Oil prices and U.S. GDP both fell in 2009. Use a graph to explain this observation of falling oil price and falling GDP.
In 2009, world economy encountered one of the most severe downturns due to financial crisis incurred in 2008. The crisis resulted in a period of deflation (refer to Exhibit 1) and failing consuming confidence, which cause a fall in aggregate demand. Decreasing demand shifted the AD curve to left, from AD0 to AD1 (refer to Exhibit 2) so that GDP decreased to Y1.
We assume all other products price does not change in short run, except oil price. As in equilibrium point B, potential oil supply was greater than current demand, there is pressure to lower oil price to the long-term equilibrium point ...view middle of the document...
5 billion in unemployment and other benefits and $62.6 billion in job creation grants. This stimulus package shifted AD1 to AD2.
Meanwhile, under pressure of decreasing oil price and demand, OPEC deducted oil supply in 2009 in order to maintain oil price. SRAS0 should have been shifting downwards to SRAS1 if no supply deduction, but in result, SRAS0 shifted to SRAS2. Thus, in short run, the equilibrium point move from B to D with lower oil price (P2) and lower GDP (Y2). In long run, equilibrium point would move to E with same GDP but lower oil price if no further stimulation of demand or supply shock.
Price level, P
Income, output, Y
Source: OPEC Annual Statistical Bulletin Y2009
Exhibit 4 shows from 2008 to 2009, US real GDP dropped in 2008 and increased since early 2009. The Congressional Budget Office projected the stimulation package would increase GDP growth by 1.4% to 3.8% by the end of 2009. In March 2009, before the plan was launched, Q1 GDP was -5.4% on March 5, 2009. By Q4 2009, GDP was up 3.9%. The real situation proves our conclusion above.
There is another concern in thinking of this question. The economy today is more service-based and less manufacturing-based. Generally speaking, service requires less energy to produce. Also considering conservation efforts and technological advancement, US economy is less affected by oil price in recent years compared with in 1970s.

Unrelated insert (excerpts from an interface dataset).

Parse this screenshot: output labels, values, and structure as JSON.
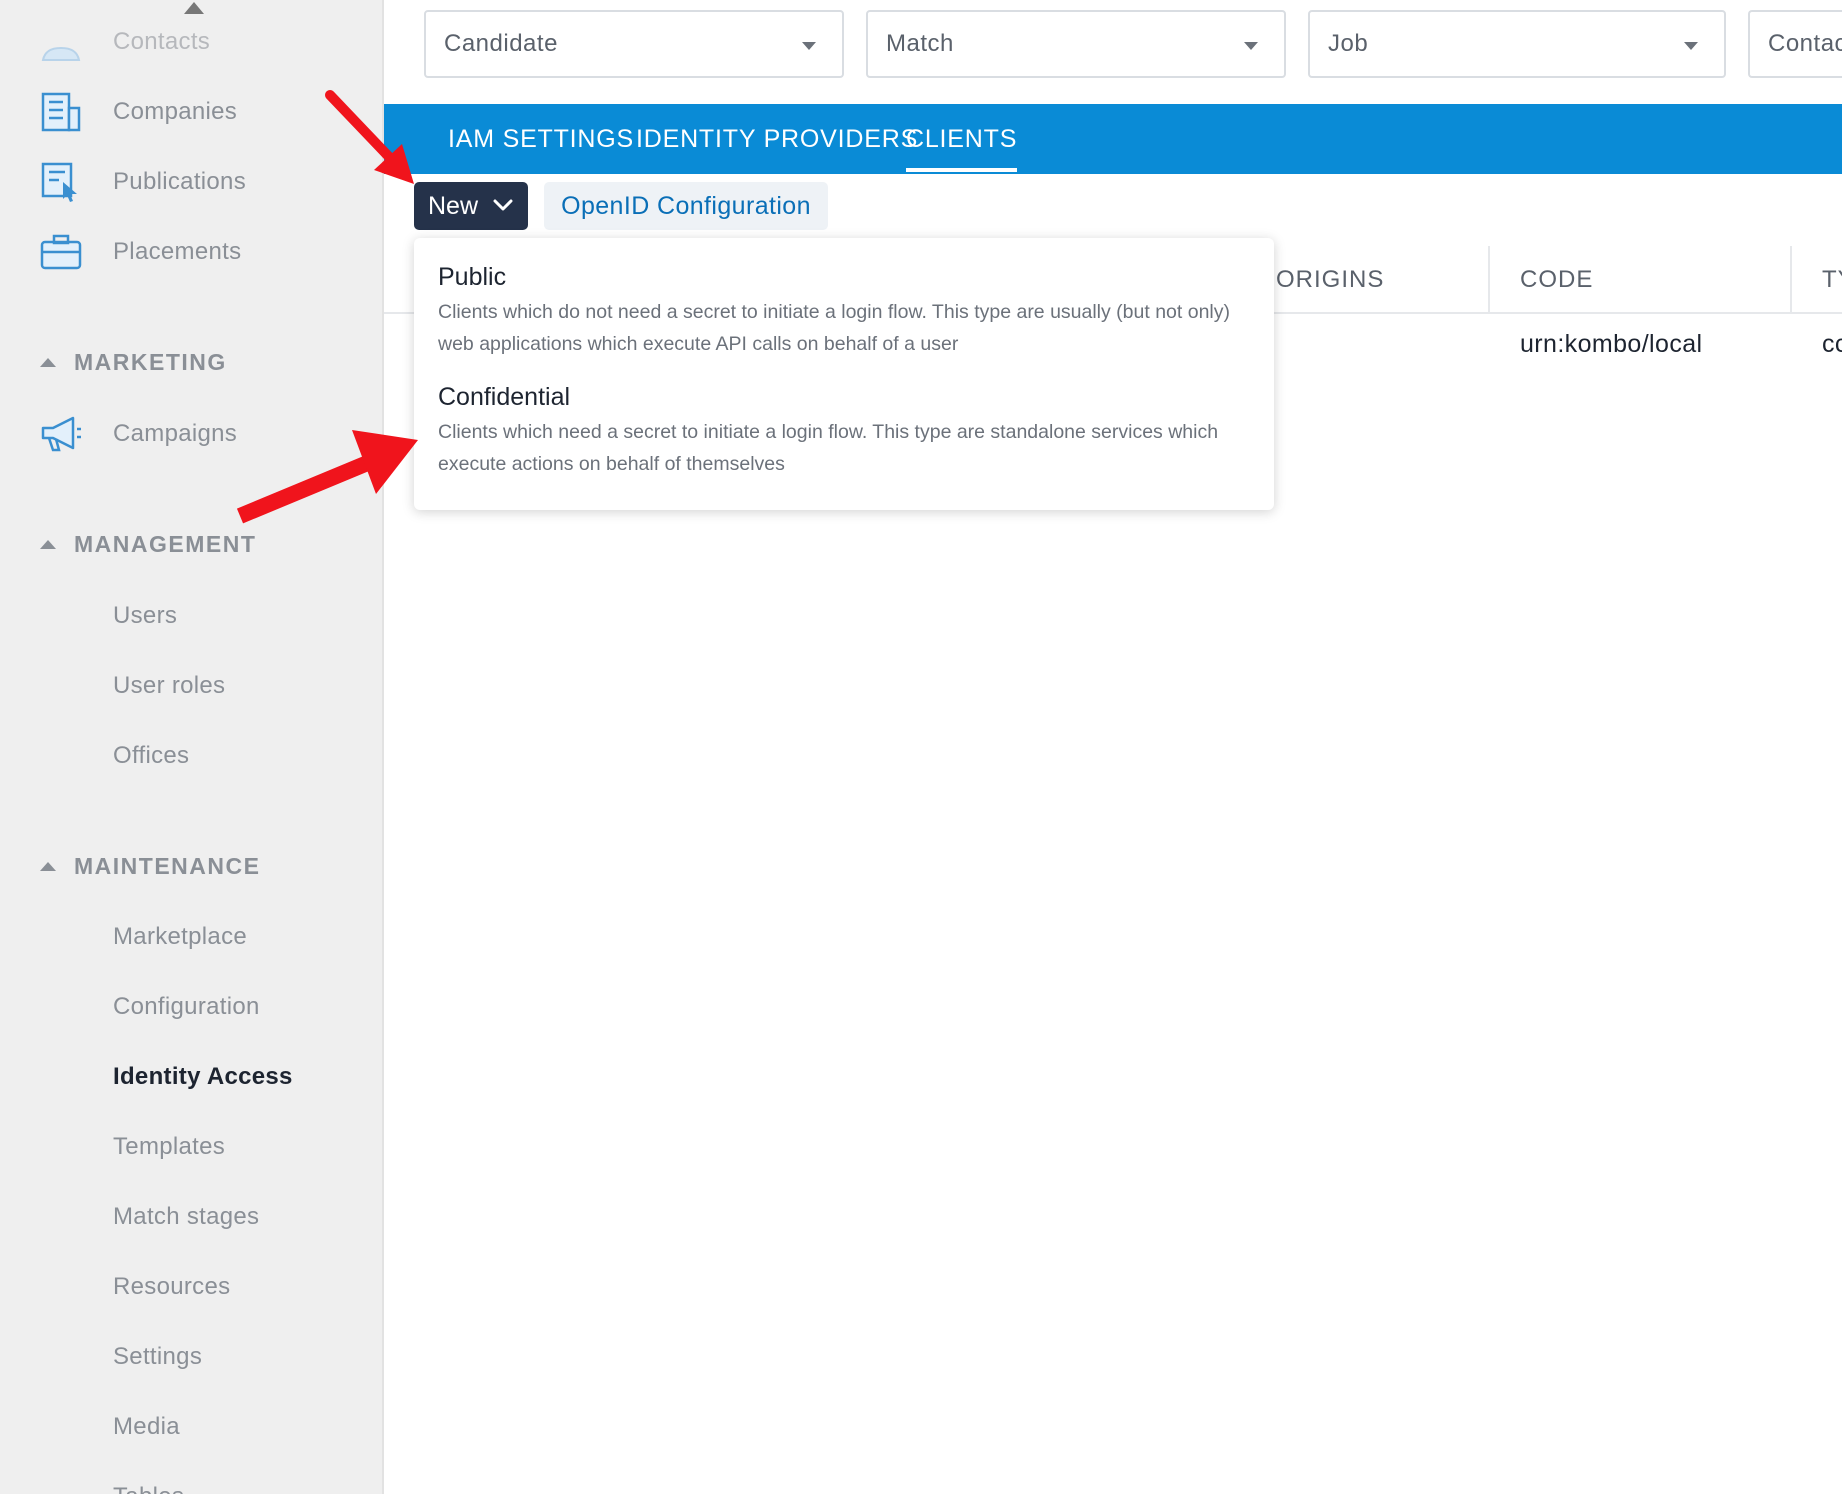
{
  "sidebar": {
    "items_top": [
      {
        "label": "Contacts",
        "icon": "contacts-icon"
      },
      {
        "label": "Companies",
        "icon": "building-icon"
      },
      {
        "label": "Publications",
        "icon": "publication-icon"
      },
      {
        "label": "Placements",
        "icon": "briefcase-icon"
      }
    ],
    "sections": [
      {
        "label": "MARKETING"
      },
      {
        "label": "MANAGEMENT"
      },
      {
        "label": "MAINTENANCE"
      }
    ],
    "marketing_items": [
      {
        "label": "Campaigns",
        "icon": "megaphone-icon"
      }
    ],
    "management_items": [
      {
        "label": "Users"
      },
      {
        "label": "User roles"
      },
      {
        "label": "Offices"
      }
    ],
    "maintenance_items": [
      {
        "label": "Marketplace"
      },
      {
        "label": "Configuration"
      },
      {
        "label": "Identity Access"
      },
      {
        "label": "Templates"
      },
      {
        "label": "Match stages"
      },
      {
        "label": "Resources"
      },
      {
        "label": "Settings"
      },
      {
        "label": "Media"
      },
      {
        "label": "Tables"
      }
    ],
    "active_item": "Identity Access"
  },
  "selects": [
    {
      "label": "Candidate"
    },
    {
      "label": "Match"
    },
    {
      "label": "Job"
    },
    {
      "label": "Contac"
    }
  ],
  "tabs": [
    {
      "label": "IAM SETTINGS"
    },
    {
      "label": "IDENTITY PROVIDERS"
    },
    {
      "label": "CLIENTS"
    }
  ],
  "active_tab": "CLIENTS",
  "toolbar": {
    "new_label": "New",
    "openid_label": "OpenID Configuration"
  },
  "table": {
    "headers": [
      "ORIGINS",
      "CODE",
      "TY"
    ],
    "rows": [
      {
        "code": "urn:kombo/local",
        "type": "cc"
      }
    ]
  },
  "new_menu": {
    "items": [
      {
        "title": "Public",
        "description": "Clients which do not need a secret to initiate a login flow. This type are usually (but not only) web applications which execute API calls on behalf of a user"
      },
      {
        "title": "Confidential",
        "description": "Clients which need a secret to initiate a login flow. This type are standalone services which execute actions on behalf of themselves"
      }
    ]
  },
  "colors": {
    "primary": "#0a8bd6",
    "new_button": "#25324a",
    "annotation_arrow": "#f0141c",
    "sidebar_bg": "#efefef"
  }
}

Exhibit 5 shows the decreasing trend of oil consumption per unit of real GDP in the recent fifteen years.
Source: OPEC Annual Statistical Bulletin, U.S. Department of Commerce: Bureau of Economic Analysis